WORKING DATA START

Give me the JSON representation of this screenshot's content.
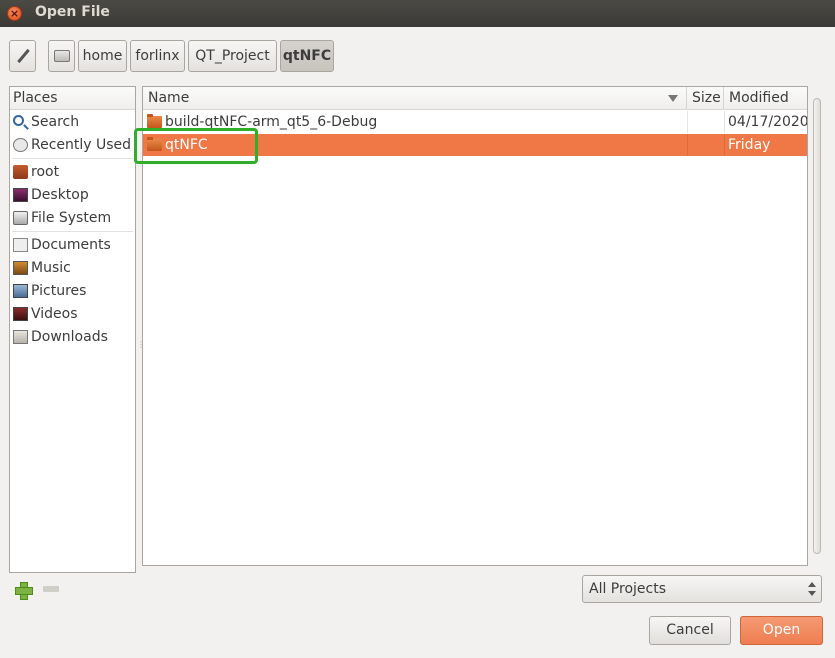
{
  "window": {
    "title": "Open File"
  },
  "pathbar": {
    "segments": [
      {
        "label": "home"
      },
      {
        "label": "forlinx"
      },
      {
        "label": "QT_Project"
      },
      {
        "label": "qtNFC"
      }
    ]
  },
  "places": {
    "header": "Places",
    "items": [
      {
        "label": "Search",
        "icon": "search-icon"
      },
      {
        "label": "Recently Used",
        "icon": "recent-icon"
      },
      {
        "label": "root",
        "icon": "home-folder-icon"
      },
      {
        "label": "Desktop",
        "icon": "desktop-icon"
      },
      {
        "label": "File System",
        "icon": "filesystem-icon"
      },
      {
        "label": "Documents",
        "icon": "documents-icon"
      },
      {
        "label": "Music",
        "icon": "music-icon"
      },
      {
        "label": "Pictures",
        "icon": "pictures-icon"
      },
      {
        "label": "Videos",
        "icon": "videos-icon"
      },
      {
        "label": "Downloads",
        "icon": "downloads-icon"
      }
    ]
  },
  "files": {
    "columns": {
      "name": "Name",
      "size": "Size",
      "modified": "Modified"
    },
    "rows": [
      {
        "name": "build-qtNFC-arm_qt5_6-Debug",
        "size": "",
        "modified": "04/17/2020",
        "selected": false
      },
      {
        "name": "qtNFC",
        "size": "",
        "modified": "Friday",
        "selected": true
      }
    ]
  },
  "filter": {
    "value": "All Projects"
  },
  "buttons": {
    "cancel": "Cancel",
    "open": "Open"
  },
  "colors": {
    "selection": "#f07746",
    "highlight_box": "#2fae2a",
    "open_button": "#ef7d50"
  }
}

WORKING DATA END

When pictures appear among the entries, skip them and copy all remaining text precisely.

Give me the JSON representation of this screenshot's content.
{
  "window": {
    "title": "Open File"
  },
  "pathbar": {
    "segments": [
      {
        "label": "home"
      },
      {
        "label": "forlinx"
      },
      {
        "label": "QT_Project"
      },
      {
        "label": "qtNFC"
      }
    ]
  },
  "places": {
    "header": "Places",
    "items": [
      {
        "label": "Search",
        "icon": "search-icon"
      },
      {
        "label": "Recently Used",
        "icon": "recent-icon"
      },
      {
        "label": "root",
        "icon": "home-folder-icon"
      },
      {
        "label": "Desktop",
        "icon": "desktop-icon"
      },
      {
        "label": "File System",
        "icon": "filesystem-icon"
      },
      {
        "label": "Documents",
        "icon": "documents-icon"
      },
      {
        "label": "Music",
        "icon": "music-icon"
      },
      {
        "label": "Pictures",
        "icon": "pictures-icon"
      },
      {
        "label": "Videos",
        "icon": "videos-icon"
      },
      {
        "label": "Downloads",
        "icon": "downloads-icon"
      }
    ]
  },
  "files": {
    "columns": {
      "name": "Name",
      "size": "Size",
      "modified": "Modified"
    },
    "rows": [
      {
        "name": "build-qtNFC-arm_qt5_6-Debug",
        "size": "",
        "modified": "04/17/2020",
        "selected": false
      },
      {
        "name": "qtNFC",
        "size": "",
        "modified": "Friday",
        "selected": true
      }
    ]
  },
  "filter": {
    "value": "All Projects"
  },
  "buttons": {
    "cancel": "Cancel",
    "open": "Open"
  },
  "colors": {
    "selection": "#f07746",
    "highlight_box": "#2fae2a",
    "open_button": "#ef7d50"
  }
}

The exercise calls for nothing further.